THE MINISTRY of Digital Economy and Society (MDES) has teamed up with the Thai Chamber of Commerce (TCC) to study Japan’s satellite model to seek supervisory direction for the satellite industry, in which foreign investments will be allowed after Thaicom Plc’s 20-year satellite concession ends in 2021.
Vunnaporn Devahastin, the deputy permanent secretary of the ministry, said the country must be well prepared as the new bill on the organisation to assign radio frequency and to regulate broadcasting and telecommunication services awaits a Royal Decree.
Supervising, thus, needs a study of overseas information, while discussions with Japan’s Office of National Space Policy allowed Thailand to see the process, she said.
Japan liberally permits enterprises from other countries such as Vietnam, United Arab Emirates and Saudi Arabia to operate satellites with clearly separate operations.
Japan’s ministry for information, communications and technology normally joins the prime minister’s office to set plans which will, then, become the policy for related ministries to follow the strategic plans.
“In Thailand, after the new bill comes into force, it will be necessary to clearly separate the authority of the ministry and the NBTC [National Broadcasting and Telecommunications Commission]. Based on the new bill, a request for operating licences will go to the NBTC, while the ministry will set the policy to cope with the planned liberalisation of the satellite industry in Thailand,” Vunnaporn said.
In the overall satellite industry of the future, there will likely be more internet satellites amid a global move into investments in services from non-geostationary satellite orbit, such as low earth orbit and medium earth orbit, thousands of which can be sent to the sky each time due to their small sizes.
These satellites serve several services – from high-speed internet 5G, internet of things (IoT), high-speed data transmission, survey, navigation to high-resolution photography.
The satellite industry is expected to see high competition with more operators, while several industries may have to rely more on satellites.
In Japan, most satellites are the low earth orbit type and thousands of them can be sent into the sky each time.
Presently, there are about 1,000 satellites in the sky, compared to the past five years’ 200 satellites.
In 2021, the number of low earth orbit satellites are expected to see a big jump as seen from the licences for 10,000 satellites given to Space Exploration Technologies (SpaceX)’s founder Elon Musk, who also leads Tesla, which makes electric cars, giant batteries and solar products.

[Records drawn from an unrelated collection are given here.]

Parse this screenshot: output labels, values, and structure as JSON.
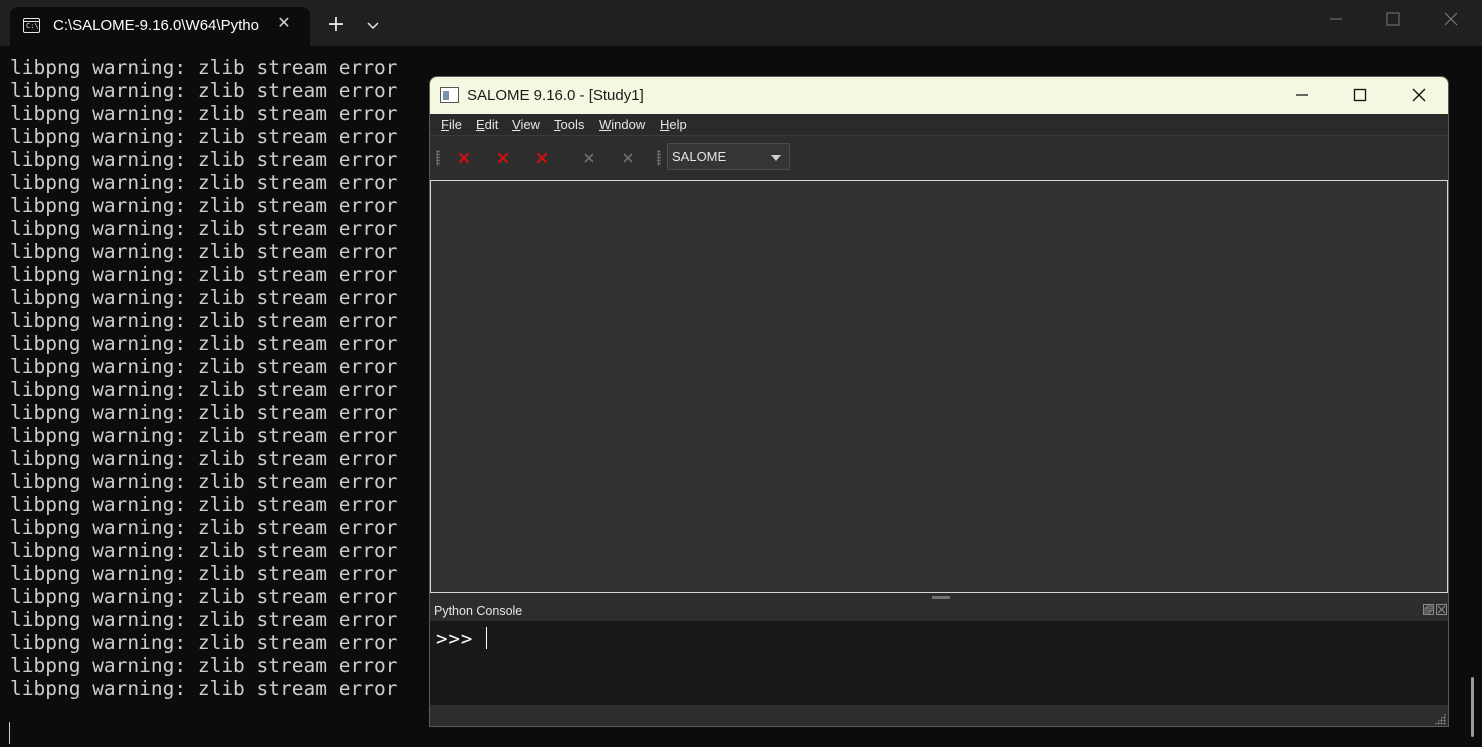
{
  "terminal": {
    "tab_title": "C:\\SALOME-9.16.0\\W64\\Pytho",
    "tab_icon_text": "C:\\",
    "lines": [
      "libpng warning: zlib stream error",
      "libpng warning: zlib stream error",
      "libpng warning: zlib stream error",
      "libpng warning: zlib stream error",
      "libpng warning: zlib stream error",
      "libpng warning: zlib stream error",
      "libpng warning: zlib stream error",
      "libpng warning: zlib stream error",
      "libpng warning: zlib stream error",
      "libpng warning: zlib stream error",
      "libpng warning: zlib stream error",
      "libpng warning: zlib stream error",
      "libpng warning: zlib stream error",
      "libpng warning: zlib stream error",
      "libpng warning: zlib stream error",
      "libpng warning: zlib stream error",
      "libpng warning: zlib stream error",
      "libpng warning: zlib stream error",
      "libpng warning: zlib stream error",
      "libpng warning: zlib stream error",
      "libpng warning: zlib stream error",
      "libpng warning: zlib stream error",
      "libpng warning: zlib stream error",
      "libpng warning: zlib stream error",
      "libpng warning: zlib stream error",
      "libpng warning: zlib stream error",
      "libpng warning: zlib stream error",
      "libpng warning: zlib stream error"
    ]
  },
  "salome": {
    "title": "SALOME 9.16.0 - [Study1]",
    "menu": [
      {
        "ul": "F",
        "rest": "ile"
      },
      {
        "ul": "E",
        "rest": "dit"
      },
      {
        "ul": "V",
        "rest": "iew"
      },
      {
        "ul": "T",
        "rest": "ools"
      },
      {
        "ul": "W",
        "rest": "indow"
      },
      {
        "ul": "H",
        "rest": "elp"
      }
    ],
    "module_selector": "SALOME",
    "dock_title": "Python Console",
    "prompt": ">>>"
  },
  "colors": {
    "terminal_bg": "#0c0c0c",
    "terminal_text": "#cccccc",
    "salome_titlebar": "#f4f8e0",
    "toolbar_icon_active": "#d01010",
    "toolbar_icon_disabled": "#6e6e6e"
  }
}
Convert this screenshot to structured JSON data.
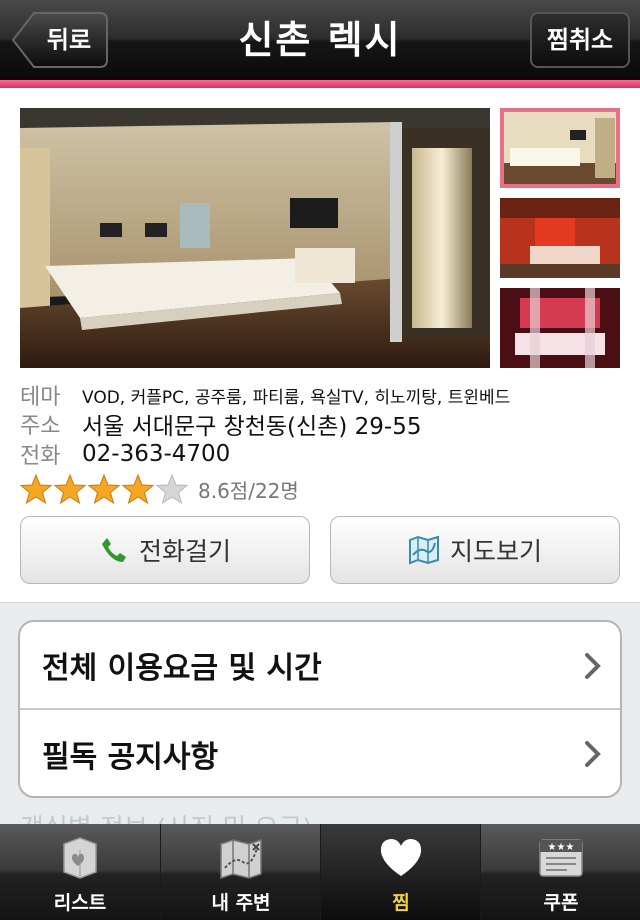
{
  "nav": {
    "back_label": "뒤로",
    "title": "신촌 렉시",
    "unfav_label": "찜취소"
  },
  "info": {
    "theme_label": "테마",
    "theme_value": "VOD, 커플PC, 공주룸, 파티룸, 욕실TV, 히노끼탕, 트윈베드",
    "address_label": "주소",
    "address_value": "서울 서대문구 창천동(신촌) 29-55",
    "phone_label": "전화",
    "phone_value": "02-363-4700"
  },
  "rating": {
    "stars": 4,
    "max_stars": 5,
    "text": "8.6점/22명"
  },
  "actions": {
    "call_label": "전화걸기",
    "map_label": "지도보기"
  },
  "menu": {
    "items": [
      {
        "label": "전체 이용요금 및 시간"
      },
      {
        "label": "필독 공지사항"
      }
    ]
  },
  "peek_text": "객실별 정보 (사진 및 요금)",
  "tabs": [
    {
      "label": "리스트",
      "icon": "list-box-icon"
    },
    {
      "label": "내 주변",
      "icon": "map-icon"
    },
    {
      "label": "찜",
      "icon": "heart-icon",
      "active": true
    },
    {
      "label": "쿠폰",
      "icon": "coupon-icon"
    }
  ],
  "colors": {
    "accent": "#e04070",
    "active_tab": "#f2d23a"
  }
}
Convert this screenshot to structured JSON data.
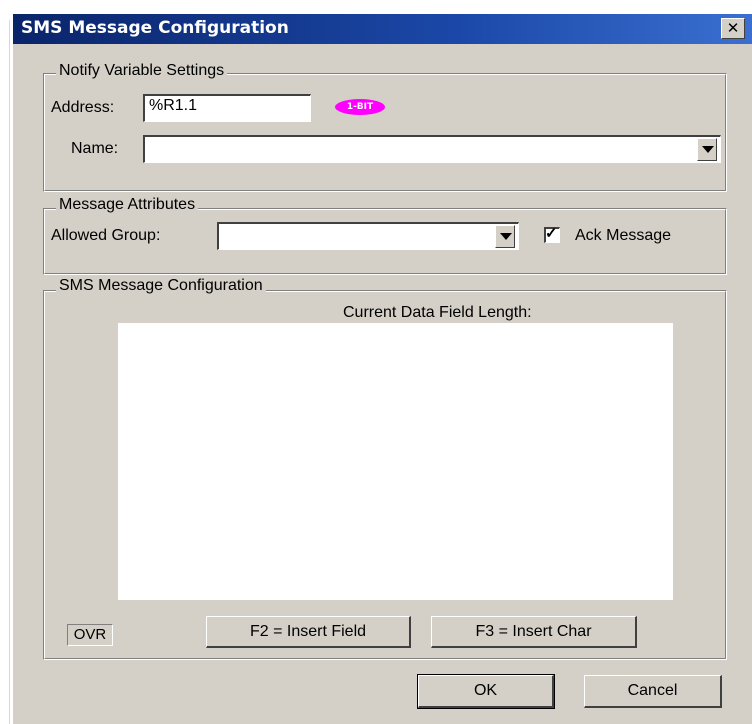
{
  "window": {
    "title": "SMS Message Configuration",
    "close_glyph": "✕"
  },
  "notify": {
    "group_label": "Notify Variable Settings",
    "address_label": "Address:",
    "address_value": "%R1.1",
    "badge_text": "1-BIT",
    "name_label": "Name:",
    "name_value": ""
  },
  "attributes": {
    "group_label": "Message Attributes",
    "allowed_group_label": "Allowed Group:",
    "allowed_group_value": "",
    "ack_checked": true,
    "ack_label": "Ack Message"
  },
  "sms": {
    "group_label": "SMS Message Configuration",
    "current_length_label": "Current Data Field Length:",
    "message_text": "",
    "ovr_label": "OVR",
    "insert_field_label": "F2 = Insert Field",
    "insert_char_label": "F3 = Insert Char"
  },
  "footer": {
    "ok_label": "OK",
    "cancel_label": "Cancel"
  },
  "colors": {
    "titlebar": "#0a246a",
    "face": "#d4d0c8",
    "badge": "#ff00ff"
  }
}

His move is expected to create demand for satellites in the industry. In Thailand, Thaicom’s satellites – Thaicom 4 (Ipstar), Thaicom 5 and Thaicom 6 – will end their concessions and still see high demand for their services to cope with the demands of 5G, IoT and artificial intelligence.